CARACAS, Venezuela--An elderly Caracas woman recently called a travel agency to buy an airline ticket to Argentina because of a family medical emergency. She was told that no seat on any plane leaving Venezuela was available at any price on any airline until next fall.
"There is essentially no availability of air tickets out of Caracas until September 2014," said the travel agent, who dealt with the woman, and who spoke only on the condition of anonymity out of fear for government reprisals. "The destinations most in demand are Cuba, Miami, Colombia, Ecuador and Spain."
The wait time for Venezuelan plane tickets to foreign destinations reflects a peculiar currency phenomenon called "credit card scratching" that has developed as a result of the disparity between the official and black market dollar exchange rate.
According to Venezuela's official exchange rate, it takes only 6.3 bolivars, the national currency, to buy one U.S. dollar. But the scarcity of dollars that has resulted from government controls aimed at curbing inflation has made them worth up to 60 bolivars on the black market.
"People who need to send dollars to children or relatives living offshore will pay whatever it takes to get them," said one recent buyer of dollars. "We have no choice."
But Venezuelans who make it to Ecuador or Peru, for example, and who withdraw $3,000 in cash on their Visa or Mastercards, are charged only 18,900 bolivars on their credit card statement.

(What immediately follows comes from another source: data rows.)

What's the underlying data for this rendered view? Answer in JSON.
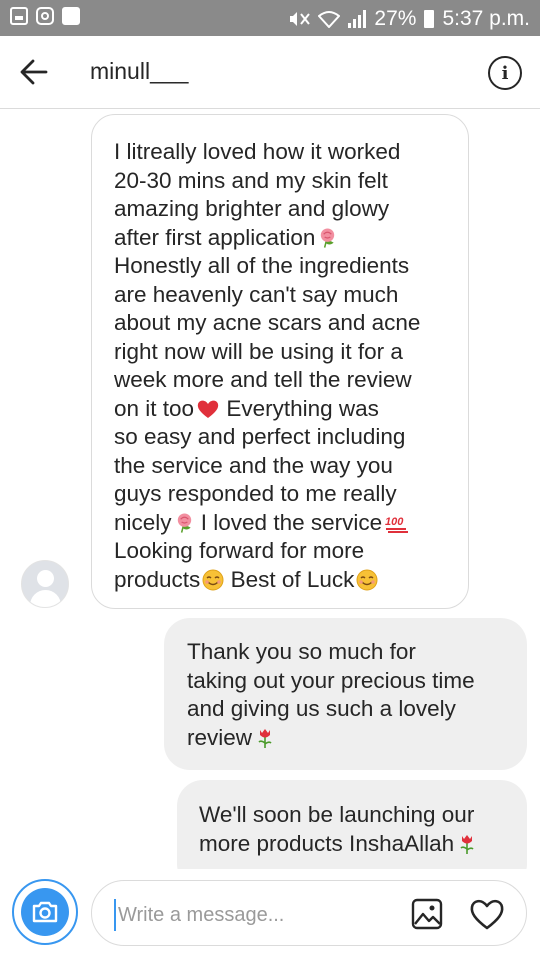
{
  "status_bar": {
    "battery": "27%",
    "time": "5:37 p.m."
  },
  "header": {
    "username": "minull___"
  },
  "messages": {
    "received": {
      "lines": [
        "I litreally loved how it worked",
        "20-30 mins and my skin felt",
        "amazing brighter and glowy",
        "after first application",
        "Honestly all of the ingredients",
        "are heavenly can't say much",
        "about my acne scars and acne",
        "right now will be using it for a",
        "week more and tell the review",
        "on it too",
        " Everything was",
        "so easy and perfect including",
        "the service and the way you",
        "guys responded to me really",
        "nicely",
        " I loved the service",
        "Looking forward for more",
        "products",
        " Best of Luck"
      ]
    },
    "sent_1": {
      "lines": [
        "Thank you so much for",
        "taking out your precious time",
        "and giving us such a lovely",
        "review"
      ]
    },
    "sent_2": {
      "lines": [
        "We'll soon be launching our",
        "more products InshaAllah"
      ]
    }
  },
  "composer": {
    "placeholder": "Write a message..."
  },
  "colors": {
    "accent": "#3897f0",
    "status_bar": "#8a8a8a",
    "sent_bubble": "#efefef"
  },
  "icons": [
    "back-arrow-icon",
    "info-icon",
    "camera-icon",
    "gallery-icon",
    "heart-icon",
    "rose-emoji",
    "red-heart-emoji",
    "hundred-emoji",
    "smiling-face-emoji",
    "tulip-emoji"
  ]
}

After returning to Venezuela, they can sell that same $3,000 for 180,000 bolivars on the black market, or nearly 10 times their cost, producing a sizable profit.
Hence, the extreme demand for air travel.
In destinations such as Ecuador and Spain, businesses have sprung up to accommodate the credit card cash withdrawals, often charging commissions of as much as $500 on a $3,000 transaction, sources say.
Despite the galloping devaluation of bolivars on the unofficial market, the Venezuelan government is reluctant to officially devalue the currency ahead of Dec. 8 local elections because of the high short-term inflation such a move could produce, which could exacerbate already acute scarcities.
According to official central bank statistics, more than 21% of food items and essential household goods can be described as scarce in Venezuela, according to Jose Manuel Puente, a Venezuelan economist teaching at Oxford University.
Those scarcities hit the poor hardest because they can't afford the inflated prices that better-off consumers pay on the black market.
"You have an economy in Venezuela in which probably the most profitable activity involves arbitraging of dollars, or getting dollars at the official rate and then selling them at a higher rate in black market, as opposed to actually investing those dollars in productive activities," said Erich Arispe, director of a sovereign debt group at Fitch Ratings in New York.